I support John Campbell for Second Ward City Council, but before we get there, I’d like to clear something up.
Unchallenged internet fabrications are too often accepted as truths, even from reputed rags like Plainfield Today. Dan Damon’s tabloid-like blog erroneously reported that John Campbell Jr’s campaign was breaking the rules in hosting a fall fair on the grounds of Cook Elementary School.
In reality, City Council candidate John Campbell, Jr. made no mistake by scheduling a political event on school property.
Plainfield Board of Education policy, and the law, only prohibit political functions when school, or school events, are taking place. For example, one could not legally hold a function on the Board-owned Donald van Blake Tennis Courts during a home football game, nor at Cook School while classes or parent teacher conferences are in session.
This is designed so that political groups are not allowed to capitalize from congregation related to non-partisan school activity. Otherwise, schools are more than able to permit any group to use their facilities.
Readers may have heard of P.L. 2011 c.204, signed into law by Chris Christie in 2012. It states that:
“No candidate, or holder of elective public office or that candidate’s agent or representative may solicit campaign contributions, directly or indirectly, on property owned or leased by the State, or by any county, municipality, board of education of a school district, fire district, authority, or any other instrumentality of the State or local entity.”
John Campbell’s event, of course, was not fundraising or soliciting contributions – so any restriction does not apply. Nevertheless, the law has a key exception:
“This solicitation prohibition shall not apply when the public property is made available, through rent, reservation or otherwise, for the exclusive use of any group for a non-governmental purpose as a meeting location.”
Mayor Mapp instructed the City of Plainfield not to issue a permit – and Sunday’s event never took place. John Campbell explained his decision to postpone to Plainfield View.
“I respect the rules if they will be universally enforced, but the lawmakers should not be the lawbreakers. In the past two years, the only events that a permit has been issued at Leland Park for were both held by FOSH (Friends of Sleepy Hollow) which means there have been a number of unauthorized events held by Mayor Mapp and his administration. In fact, the City Clerk’s office wasn’t clear on whether or not an additional permit was required. Despite receiving a legal opinion confirming the validity of my event, I did not want to subject residents to the ‘politics before progress’ mentality that has plagued our city for so long. It’s time that we move forward not backwards.”

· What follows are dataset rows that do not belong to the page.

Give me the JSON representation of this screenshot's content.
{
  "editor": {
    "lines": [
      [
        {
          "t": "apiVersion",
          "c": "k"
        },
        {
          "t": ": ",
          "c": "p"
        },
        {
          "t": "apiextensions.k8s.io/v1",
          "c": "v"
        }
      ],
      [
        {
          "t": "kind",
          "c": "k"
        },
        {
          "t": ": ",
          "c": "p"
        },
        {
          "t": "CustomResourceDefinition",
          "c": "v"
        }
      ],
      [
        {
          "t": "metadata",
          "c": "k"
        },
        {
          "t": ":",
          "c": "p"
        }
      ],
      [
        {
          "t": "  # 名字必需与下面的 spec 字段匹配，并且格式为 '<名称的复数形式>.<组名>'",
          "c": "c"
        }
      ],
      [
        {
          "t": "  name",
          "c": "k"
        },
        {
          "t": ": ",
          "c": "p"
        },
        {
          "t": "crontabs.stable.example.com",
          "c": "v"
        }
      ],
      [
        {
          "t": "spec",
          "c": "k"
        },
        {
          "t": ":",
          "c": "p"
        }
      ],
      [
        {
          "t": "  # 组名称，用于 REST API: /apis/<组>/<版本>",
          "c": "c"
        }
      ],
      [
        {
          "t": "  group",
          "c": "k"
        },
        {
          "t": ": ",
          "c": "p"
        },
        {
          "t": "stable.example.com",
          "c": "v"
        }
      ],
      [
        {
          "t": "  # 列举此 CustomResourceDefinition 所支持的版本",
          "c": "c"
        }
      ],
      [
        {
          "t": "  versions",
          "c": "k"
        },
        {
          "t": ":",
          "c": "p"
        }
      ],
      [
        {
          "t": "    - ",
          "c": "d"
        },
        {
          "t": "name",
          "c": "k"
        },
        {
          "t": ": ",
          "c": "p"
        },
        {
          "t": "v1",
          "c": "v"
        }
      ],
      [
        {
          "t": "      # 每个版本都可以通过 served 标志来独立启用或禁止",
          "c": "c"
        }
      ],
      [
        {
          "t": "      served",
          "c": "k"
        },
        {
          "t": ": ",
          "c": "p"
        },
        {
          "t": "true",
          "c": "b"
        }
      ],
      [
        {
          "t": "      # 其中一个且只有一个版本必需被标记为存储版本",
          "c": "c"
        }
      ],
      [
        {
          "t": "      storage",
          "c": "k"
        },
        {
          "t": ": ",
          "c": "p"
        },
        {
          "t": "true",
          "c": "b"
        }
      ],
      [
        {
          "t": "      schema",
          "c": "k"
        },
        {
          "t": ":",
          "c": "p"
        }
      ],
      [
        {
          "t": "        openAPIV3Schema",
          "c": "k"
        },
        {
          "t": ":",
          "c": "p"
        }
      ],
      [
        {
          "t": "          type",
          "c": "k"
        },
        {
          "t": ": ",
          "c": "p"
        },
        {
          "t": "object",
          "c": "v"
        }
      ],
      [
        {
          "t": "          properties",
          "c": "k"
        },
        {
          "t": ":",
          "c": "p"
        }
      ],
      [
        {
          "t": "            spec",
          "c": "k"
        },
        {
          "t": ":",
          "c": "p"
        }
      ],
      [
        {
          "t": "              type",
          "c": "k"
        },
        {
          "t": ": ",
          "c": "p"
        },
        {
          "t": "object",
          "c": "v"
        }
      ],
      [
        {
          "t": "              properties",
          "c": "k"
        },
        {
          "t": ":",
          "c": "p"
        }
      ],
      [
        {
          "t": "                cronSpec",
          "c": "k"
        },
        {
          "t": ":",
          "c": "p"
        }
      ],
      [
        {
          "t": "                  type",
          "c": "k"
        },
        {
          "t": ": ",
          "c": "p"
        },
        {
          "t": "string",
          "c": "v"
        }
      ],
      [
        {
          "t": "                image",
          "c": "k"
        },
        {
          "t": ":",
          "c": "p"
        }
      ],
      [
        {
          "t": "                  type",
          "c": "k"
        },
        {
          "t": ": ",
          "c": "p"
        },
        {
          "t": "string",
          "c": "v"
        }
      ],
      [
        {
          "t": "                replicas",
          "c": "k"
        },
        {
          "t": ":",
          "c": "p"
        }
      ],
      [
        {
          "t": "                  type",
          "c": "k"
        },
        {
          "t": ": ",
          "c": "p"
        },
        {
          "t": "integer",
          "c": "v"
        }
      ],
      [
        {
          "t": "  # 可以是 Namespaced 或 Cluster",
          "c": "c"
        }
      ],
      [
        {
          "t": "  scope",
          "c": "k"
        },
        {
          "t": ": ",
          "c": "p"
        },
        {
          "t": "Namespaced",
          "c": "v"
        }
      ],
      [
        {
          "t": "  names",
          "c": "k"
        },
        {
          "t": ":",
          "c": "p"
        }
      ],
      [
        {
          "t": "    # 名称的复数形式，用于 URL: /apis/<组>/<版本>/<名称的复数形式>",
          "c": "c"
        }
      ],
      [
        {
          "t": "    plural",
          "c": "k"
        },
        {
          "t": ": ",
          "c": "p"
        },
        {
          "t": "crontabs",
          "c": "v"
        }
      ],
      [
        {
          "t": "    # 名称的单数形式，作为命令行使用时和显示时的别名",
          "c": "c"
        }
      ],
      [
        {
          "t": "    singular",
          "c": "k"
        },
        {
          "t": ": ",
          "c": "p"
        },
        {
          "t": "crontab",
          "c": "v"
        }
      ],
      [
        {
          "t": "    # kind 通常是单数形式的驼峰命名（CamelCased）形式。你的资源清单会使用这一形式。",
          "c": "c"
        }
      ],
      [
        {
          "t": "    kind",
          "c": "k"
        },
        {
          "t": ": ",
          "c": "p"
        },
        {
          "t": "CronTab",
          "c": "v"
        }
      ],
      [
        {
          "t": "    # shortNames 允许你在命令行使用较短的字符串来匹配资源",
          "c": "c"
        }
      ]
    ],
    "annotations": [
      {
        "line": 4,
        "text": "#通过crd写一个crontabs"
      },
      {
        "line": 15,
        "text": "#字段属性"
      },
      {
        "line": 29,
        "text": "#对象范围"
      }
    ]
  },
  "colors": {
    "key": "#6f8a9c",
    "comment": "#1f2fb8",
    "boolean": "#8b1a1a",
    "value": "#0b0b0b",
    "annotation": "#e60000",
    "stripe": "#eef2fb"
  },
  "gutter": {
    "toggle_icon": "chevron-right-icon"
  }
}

I suppose John Campbell Jr’s campaign did make one real error – underestimating the pettiness of their opposition.
One could argue that these tendencies are part of the problem with current leadership, and that this fall fair situation is indicative of the ultra-politicized attitude and abuse of power that we must work to eliminate.
Over the past two years, I’ve gone to City Council meetings regularly on behalf of this blog, where I see a dueling governing body that lacks cohesion. The Regular Democratic Organization accuses Mayor Mapp’s Plainfield Democratic Organization of a dictatorial, non-inclusive, top-down approach, while the PDO claims the RDO jsut wants to see the mayor fail, politically.
From my new vantage point as a member of the Board of Education, I increasingly realize that both cases are valid. I also see how the City Council lacks independent leadership to bridge the factional gap and to work together to find common solutions that benefit our community, our city.
John Campbell possesses the leadership skills to be this person, as well as the courage to stand up for what he believes is best for the people, regardless of the consequences. He places a particularly strong emphasis on individual constituent service, and being held accountable for his decisions.
We sit at a juncture where developers want to be involved with Plainfield, but “development” is an awful misnomer when referring to projects that do not benefit our existing population. I believe John Campbell will serve as a leading voice demanding good deals.
Like Mr. Campbell, I’ve witnessed the Plainfield political landscape since before I can remember. The same people who were active politically over twenty years ago are still influential today. That’s fine, their knowledge is appreciated. But on the flip side, so few young people are staying in Plainfield, let alone getting involved here. At some point we must allow for new ideas and new advocates.
John Campbell, Jr certainly deserves the chance to serve the people of Plainfield on its City Council.
Election Day is today – Tuesday, November 3. I encourage you to vote John Campbell in the Second Ward.